Do I think this is the best thing for any governor to do? No. But do I understand the sense of real desperation, trying to get a handle on this? Remember, in New York we want to know who’s in New York. We want people to come out of the shadows. He’s making an honest effort to do it. We should have passed immigration reform.
So. Did Clinton evade? Yes, a bit. Did she equivocate? A little. (As Josh Marshall points out on TPM, “She actually grappled with the issue and pointed to the apparent necessity of the policy. But as soon as it came to ‘endorsing’, which here meant embracing the logical extension of everything she just said, she pulled back.”) But did Clinton, as Dodd (and, later, Edwards and Obama) suggested, contradict herself? No, she didn’t. Clinton didn’t say that she supported Spitzer’s controversial policy. She never said, onstage, “it makes sense,” as Dodd tries to spin it. Nor, actually, did she make that claim to the body Russert referred to as “the Nashua, New Hampshire, editorial board” (actually, it was the editorial board of the Nashua Telegraph newspaper). Here’s what Clinton did say, according to the New York Daily News:

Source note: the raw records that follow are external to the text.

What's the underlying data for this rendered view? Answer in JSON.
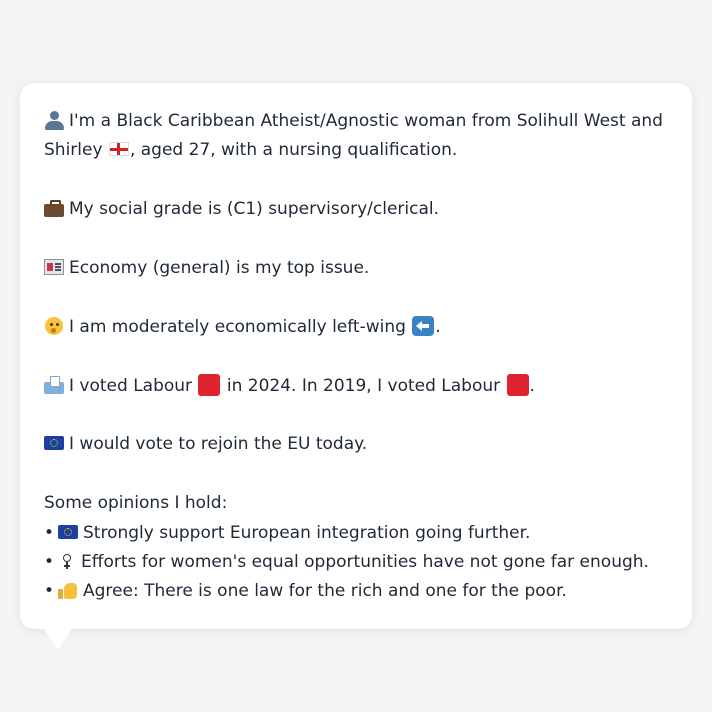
{
  "persona": {
    "intro_line1": "I'm a Black Caribbean Atheist/Agnostic woman from Solihull West and",
    "intro_line2_start": "Shirley",
    "intro_line2_end": ", aged 27, with a nursing qualification.",
    "social_grade": "My social grade is (C1) supervisory/clerical.",
    "top_issue": "Economy (general) is my top issue.",
    "economic_view": "I am moderately economically left-wing",
    "economic_view_end": ".",
    "vote_part1": "I voted Labour",
    "vote_part2": "in 2024. In 2019, I voted Labour",
    "vote_part3": ".",
    "eu_view": "I would vote to rejoin the EU today.",
    "opinions_heading": "Some opinions I hold:",
    "opinions": [
      {
        "bullet": "•",
        "icon": "eu-flag-icon",
        "text": "Strongly support European integration going further."
      },
      {
        "bullet": "•",
        "icon": "female-sign-icon",
        "text": "Efforts for women's equal opportunities have not gone far enough."
      },
      {
        "bullet": "•",
        "icon": "thumbs-up-icon",
        "text": "Agree: There is one law for the rich and one for the poor."
      }
    ]
  },
  "icons": {
    "intro": "person-icon",
    "location": "england-flag-icon",
    "grade": "briefcase-icon",
    "issue": "newspaper-icon",
    "economy": "thinking-face-icon",
    "direction": "left-arrow-icon",
    "vote": "ballot-box-icon",
    "party": "red-square-icon",
    "eu": "eu-flag-icon"
  },
  "colors": {
    "background": "#f3f4f6",
    "card": "#ffffff",
    "text": "#1f2937",
    "labour_red": "#e0242f"
  }
}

‘I know exactly what Gov. Spitzer’s trying to do and it makes a lot of sense, because he’s trying to get people out of the shadows,’ she said. ‘He’s trying to say, “Okay, come forward and we will give you this license.’”
It’s hard to see the inconsistency here. Clinton was saying, in the Nashua interview, only that it makes sense for Spitzer to try to account for undocumented workers—not that she supports every detail of his proposed policy for doing that. Which is exactly what she said, only with more detail and context, in last night’s debate.

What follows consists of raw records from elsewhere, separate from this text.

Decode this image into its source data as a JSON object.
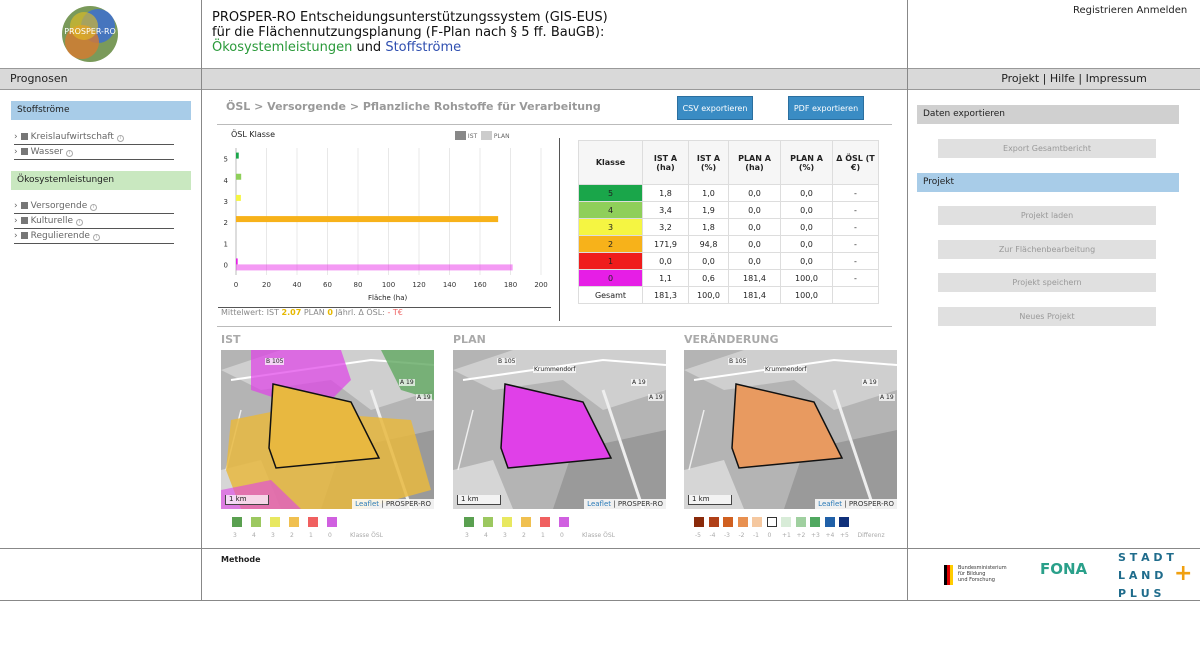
{
  "header": {
    "title_line1": "PROSPER-RO Entscheidungsunterstützungssystem (GIS-EUS)",
    "title_line2": "für die Flächennutzungsplanung (F-Plan nach § 5 ff. BauGB):",
    "title_line3_a": "Ökosystemleistungen",
    "title_line3_b": "und",
    "title_line3_c": "Stoffströme",
    "logo_text": "PROSPER-RO",
    "register": "Registrieren",
    "login": "Anmelden"
  },
  "bar": {
    "left": "Prognosen",
    "nav_project": "Projekt",
    "nav_help": "Hilfe",
    "nav_impressum": "Impressum",
    "sep": "|"
  },
  "sidebar": {
    "stoffstroeme": "Stoffströme",
    "items1": [
      "Kreislaufwirtschaft",
      "Wasser"
    ],
    "oesl": "Ökosystemleistungen",
    "items2": [
      "Versorgende",
      "Kulturelle",
      "Regulierende"
    ],
    "info": "i"
  },
  "main": {
    "breadcrumb": "ÖSL > Versorgende > Pflanzliche Rohstoffe für Verarbeitung",
    "csv": "CSV exportieren",
    "pdf": "PDF exportieren"
  },
  "chart_data": {
    "type": "bar",
    "title": "ÖSL Klasse",
    "xlabel": "Fläche (ha)",
    "categories": [
      "5",
      "4",
      "3",
      "2",
      "1",
      "0"
    ],
    "series": [
      {
        "name": "IST",
        "values": [
          1.8,
          3.4,
          3.2,
          171.9,
          0.0,
          1.1
        ],
        "color": "#888888"
      },
      {
        "name": "PLAN",
        "values": [
          0.0,
          0.0,
          0.0,
          0.0,
          0.0,
          181.4
        ],
        "color": "#cccccc"
      }
    ],
    "bar_colors": [
      "#1aa64a",
      "#8fcf5a",
      "#f5f542",
      "#f7b21a",
      "#ef1c1c",
      "#e61ee6"
    ],
    "xlim": [
      0,
      200
    ],
    "xticks": [
      "0",
      "20",
      "40",
      "60",
      "80",
      "100",
      "120",
      "140",
      "160",
      "180",
      "200"
    ],
    "mean_label": "Mittelwert: IST",
    "mean_ist": "2.07",
    "mean_plan_label": "PLAN",
    "mean_plan": "0",
    "jaehrl_label": "Jährl. Δ ÖSL:",
    "jaehrl_value": "- T€"
  },
  "table": {
    "headers": [
      "Klasse",
      "IST A (ha)",
      "IST A (%)",
      "PLAN A (ha)",
      "PLAN A (%)",
      "Δ ÖSL (T €)"
    ],
    "rows": [
      {
        "k": "5",
        "color": "#1aa64a",
        "v": [
          "1,8",
          "1,0",
          "0,0",
          "0,0",
          "-"
        ]
      },
      {
        "k": "4",
        "color": "#8fcf5a",
        "v": [
          "3,4",
          "1,9",
          "0,0",
          "0,0",
          "-"
        ]
      },
      {
        "k": "3",
        "color": "#f5f542",
        "v": [
          "3,2",
          "1,8",
          "0,0",
          "0,0",
          "-"
        ]
      },
      {
        "k": "2",
        "color": "#f7b21a",
        "v": [
          "171,9",
          "94,8",
          "0,0",
          "0,0",
          "-"
        ]
      },
      {
        "k": "1",
        "color": "#ef1c1c",
        "v": [
          "0,0",
          "0,0",
          "0,0",
          "0,0",
          "-"
        ]
      },
      {
        "k": "0",
        "color": "#e61ee6",
        "v": [
          "1,1",
          "0,6",
          "181,4",
          "100,0",
          "-"
        ]
      }
    ],
    "total": {
      "k": "Gesamt",
      "v": [
        "181,3",
        "100,0",
        "181,4",
        "100,0",
        ""
      ]
    }
  },
  "maps": {
    "ist": "IST",
    "plan": "PLAN",
    "change": "VERÄNDERUNG",
    "leaflet": "Leaflet",
    "prosper": "PROSPER-RO",
    "scale": "1 km",
    "labels": [
      "B 105",
      "A 19",
      "A 19",
      "Krummendorf"
    ],
    "legend_oesl": [
      "3",
      "4",
      "3",
      "2",
      "1",
      "0"
    ],
    "legend_oesl_colors": [
      "#5aa050",
      "#9cc860",
      "#e8e860",
      "#f0c050",
      "#f06060",
      "#d060e0"
    ],
    "legend_oesl_title": "Klasse ÖSL",
    "legend_diff": [
      "-5",
      "-4",
      "-3",
      "-2",
      "-1",
      "0",
      "+1",
      "+2",
      "+3",
      "+4",
      "+5"
    ],
    "legend_diff_colors": [
      "#8a2a0a",
      "#b04018",
      "#d06020",
      "#e89050",
      "#f5c8a0",
      "#ffffff",
      "#d8ecd8",
      "#a0d0a0",
      "#50a860",
      "#2060a8",
      "#10307a"
    ],
    "legend_diff_title": "Differenz"
  },
  "right": {
    "daten": "Daten exportieren",
    "export": "Export Gesamtbericht",
    "projekt": "Projekt",
    "laden": "Projekt laden",
    "flaeche": "Zur Flächenbearbeitung",
    "speichern": "Projekt speichern",
    "neues": "Neues Projekt"
  },
  "footer": {
    "methode": "Methode",
    "bmbf_line1": "Bundesministerium",
    "bmbf_line2": "für Bildung",
    "bmbf_line3": "und Forschung",
    "fona": "FONA",
    "stadt": "S T A D T",
    "land": "L A N D",
    "plus": "P L U S",
    "plus_sign": "+"
  }
}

Besides which, to be fair, what else could Clinton have said in answer to Russert’s question? It would have been both politically foolish and intellectually dishonest of her to cast, in effect, an up-or-down vote on an incredibly complex (and controversial) issue, to respond with the simple “yes” or “no” that is, apparently, the only answer that would mollify Russert and the other candidates. (Just as it would have been foolish and disingenuous of her to “pledge to the American people that Iran will not develop a nuclear bomb while you are president,” as Russert was trying to coax her into doing earlier in the debate.) If anything, Clinton fell victim last night to the Kerry Trap: she was offering nuance in a forum that rewards sound bites. She was giving a gray-shaded answer to a question that seemed designed to trap her in its black-and-white bars—essentially, to turn all the predictions about the debate being Obama’s Night into self-fulfilling prophesies.

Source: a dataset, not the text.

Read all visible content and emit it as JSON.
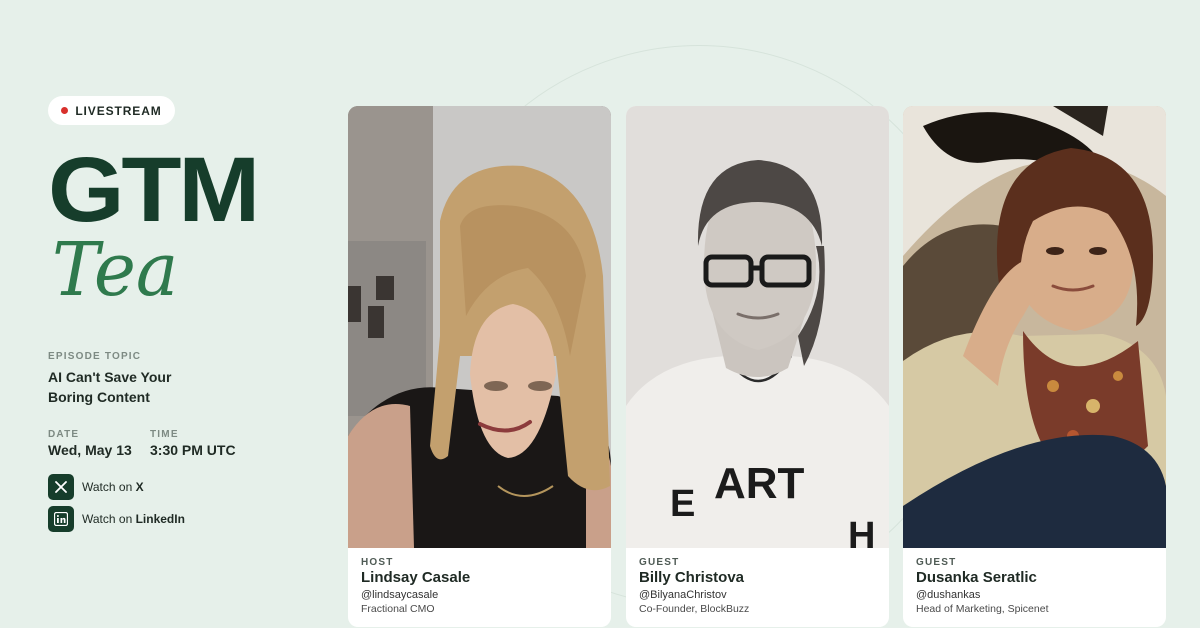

And speaking of, what did Obama have to say about the driver’s license issue?
OBAMA: Well, I was confused on Senator Clinton’s answer. I can’t tell whether she was for it or against it, and I do think that is important. You know, one of the things that we have to do in this country is to be honest about the challenges that we face. Immigration is a difficult issue. But part of leadership is not just looking backwards and seeing what’s popular, or trying to gauge popular sentiment. It’s about setting a direction for the country, and that’s what I intend to do as president.
WILLIAMS: Are you for it or against it?
OBAMA: I think that it is a — the right idea. And I disagree with Chris, because there is a public safety concern. We can make sure that drivers who are illegal come out of the shadows, that they can be tracked, that they are properly trained, and that will make our roads safer. That doesn’t negate the need for us to reform illegal immigration.
Which seems more evasive than Clinton’s answer. But never mind.
It’s one thing—and, of course, a good thing—to be calling out candidates when they’re being less than straightforward about their stances on important issues. But it’s another to be selective in doing so. Last night’s debate brought an unfortunate spin to the term “pack journalism”: reporters and candidates alike seemed on the prowl when it came to Clinton. (Indeed, it was hard not to picture, both during and after the debate, Discovery Channel footage of a pack of hungry lions stalking a gazelle.) But Clinton generally evaded the traps set out for her. Blog bloviation notwithstanding, last night was by no means her Dean Scream.